Israel is small, in the same way California isn’t.
Much of what people think of as “California” is in a narrow zone, not more than 50 miles from the sea. Much of what people (or at least I) want to see is within fifty miles of Jerusalem. It’s not that I don’t want to see the Negev, I do. I love the desert, but desert abides and I can carry *my* desert with me. A brief sojourn in another desert is much like feeding a sourdough starter; the calmness the expanse of desert gives me is renewed.
People talk of how looking at the vastness of the sky makes them feel small an insignificant in comparison to the empty vastness of space. Not me. I look at the sky and feel enlarged. So There is so much out there that EVERYTHING is insignificant, so I am equal to galaxies. I am become the universe. Not so the desert. The Desert is unforgiving in a way “space” isn’t. No one ends up in space without preparing. One can’t just hop on a horse, jump in the car, walk out of town, into “space”.

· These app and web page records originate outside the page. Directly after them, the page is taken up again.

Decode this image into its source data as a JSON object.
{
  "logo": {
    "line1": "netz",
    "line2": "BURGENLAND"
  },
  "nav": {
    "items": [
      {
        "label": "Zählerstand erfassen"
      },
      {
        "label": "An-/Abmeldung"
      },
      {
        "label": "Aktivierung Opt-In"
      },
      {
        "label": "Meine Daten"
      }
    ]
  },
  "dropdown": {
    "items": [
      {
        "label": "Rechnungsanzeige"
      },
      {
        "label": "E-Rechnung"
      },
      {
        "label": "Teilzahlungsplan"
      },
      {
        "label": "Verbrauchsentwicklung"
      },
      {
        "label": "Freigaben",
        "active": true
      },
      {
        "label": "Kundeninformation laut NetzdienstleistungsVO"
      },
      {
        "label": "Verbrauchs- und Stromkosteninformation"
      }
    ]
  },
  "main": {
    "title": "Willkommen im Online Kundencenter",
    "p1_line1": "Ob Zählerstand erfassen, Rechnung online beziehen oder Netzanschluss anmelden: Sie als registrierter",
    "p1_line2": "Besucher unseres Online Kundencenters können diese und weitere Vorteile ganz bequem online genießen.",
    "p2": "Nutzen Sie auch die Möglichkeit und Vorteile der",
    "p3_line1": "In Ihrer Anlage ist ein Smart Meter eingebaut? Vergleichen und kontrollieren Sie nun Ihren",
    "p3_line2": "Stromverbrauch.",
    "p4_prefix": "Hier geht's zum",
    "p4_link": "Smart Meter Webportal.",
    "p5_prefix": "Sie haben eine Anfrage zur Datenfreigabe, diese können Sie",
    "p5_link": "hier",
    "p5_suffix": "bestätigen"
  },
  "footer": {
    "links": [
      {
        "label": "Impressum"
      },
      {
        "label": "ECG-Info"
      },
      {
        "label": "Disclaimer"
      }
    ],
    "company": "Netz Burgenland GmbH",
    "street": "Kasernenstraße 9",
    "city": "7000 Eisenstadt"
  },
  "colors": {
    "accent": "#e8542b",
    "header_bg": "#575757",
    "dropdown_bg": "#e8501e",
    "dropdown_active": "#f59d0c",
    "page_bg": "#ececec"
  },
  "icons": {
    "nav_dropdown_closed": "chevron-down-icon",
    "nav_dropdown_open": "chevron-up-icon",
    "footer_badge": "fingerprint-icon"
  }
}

But “The Desert”? It’s right there (or was, when I lived in Calif.) All it took to be in the sere and sandy “wastes” was a couple of hours. But being in the desert, where the wind sweeps from the dry interior to the drier area behind the hills which gird the peopled piedmont, that makes you feel small. The desert will kill you. Water? It’s there, but you have to know where it is, and how to get it. Food? The same. Shelter? Non-trivial. But people live there. People have lived there since time immemorial. Learning how to avoid dying there was something I started doing when I was about nine.

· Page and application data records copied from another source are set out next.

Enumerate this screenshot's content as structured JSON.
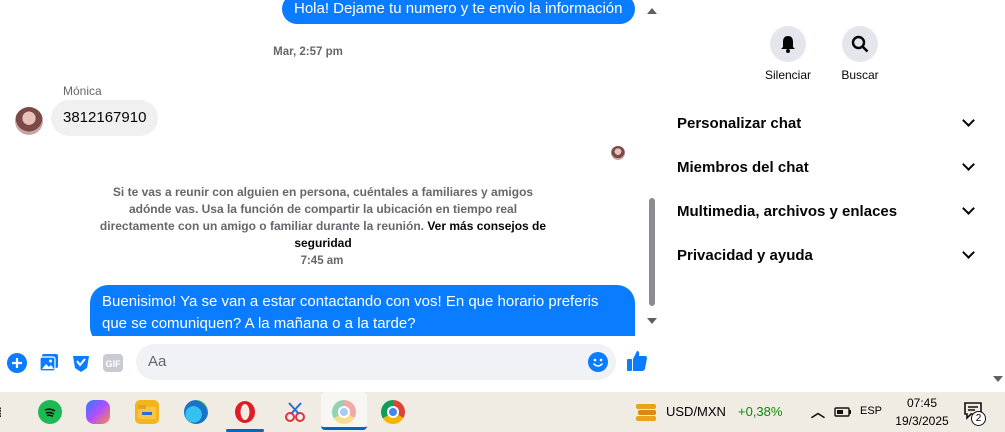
{
  "chat": {
    "messages": [
      {
        "kind": "out",
        "text": "Hola! Dejame tu numero y te envio la información"
      },
      {
        "kind": "timestamp",
        "text": "Mar, 2:57 pm"
      },
      {
        "kind": "sender",
        "text": "Mónica"
      },
      {
        "kind": "in",
        "text": "3812167910"
      },
      {
        "kind": "timestamp",
        "text": "7:45 am"
      },
      {
        "kind": "out",
        "text": "Buenisimo! Ya se van a estar contactando con vos! En que horario preferis que se comuniquen? A la mañana o a la tarde?"
      }
    ],
    "safety_notice": "Si te vas a reunir con alguien en persona, cuéntales a familiares y amigos adónde vas. Usa la función de compartir la ubicación en tiempo real directamente con un amigo o familiar durante la reunión.",
    "safety_link": "Ver más consejos de seguridad",
    "composer": {
      "placeholder": "Aa"
    }
  },
  "panel": {
    "actions": [
      {
        "label": "Silenciar",
        "icon": "bell-icon"
      },
      {
        "label": "Buscar",
        "icon": "search-icon"
      }
    ],
    "sections": [
      "Personalizar chat",
      "Miembros del chat",
      "Multimedia, archivos y enlaces",
      "Privacidad y ayuda"
    ]
  },
  "taskbar": {
    "currency": "USD/MXN",
    "change": "+0,38%",
    "language": "ESP",
    "time": "07:45",
    "date": "19/3/2025",
    "notifications": "2"
  },
  "colors": {
    "accent": "#0a7cff",
    "positive": "#0a8a0a",
    "taskbar": "#f0ebe3"
  }
}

Sitting three miles up Rattlesnake Canyon, with a plan to head up toward Chair Rock, and down the backside, over toward Boy Scout Trail and back to Indian Cove… that takes planning. In that trek you will walk across deep sand, up narrow draws, across open rock faces; and over boulders. Scramble, and climb and saunter. By turns you will cold and overheated. You will sit in the sun to warm yourself, and hide in the shade to cool off.
It sounds trite, but the desert will test you. It’s not that the desert hates you. The desert doesn’t care. No place cares, but the forest, or the city, or the plains don’t seem to be so open about it. The desert makes you feel small because you have to plan for everything. The cold of winter, the heat of summer. The bites and stings of bugs, snakes, scorpions and plants.
In exchange… you get nothing.
And nothing is wonderful. You can sit, where the wind is all you hear, look down from some rocky fastness, and think. You can hie yourself to where the only evidence of humanity is the odd contrails of people in planes, thousands of feet above you.
Introspection is possible there as no place else I’ve been. I understand the desert hermits. It’s not that god is any closer in the quiet places, it’s that they were.
Which wasn’t what I meant to talk about at all.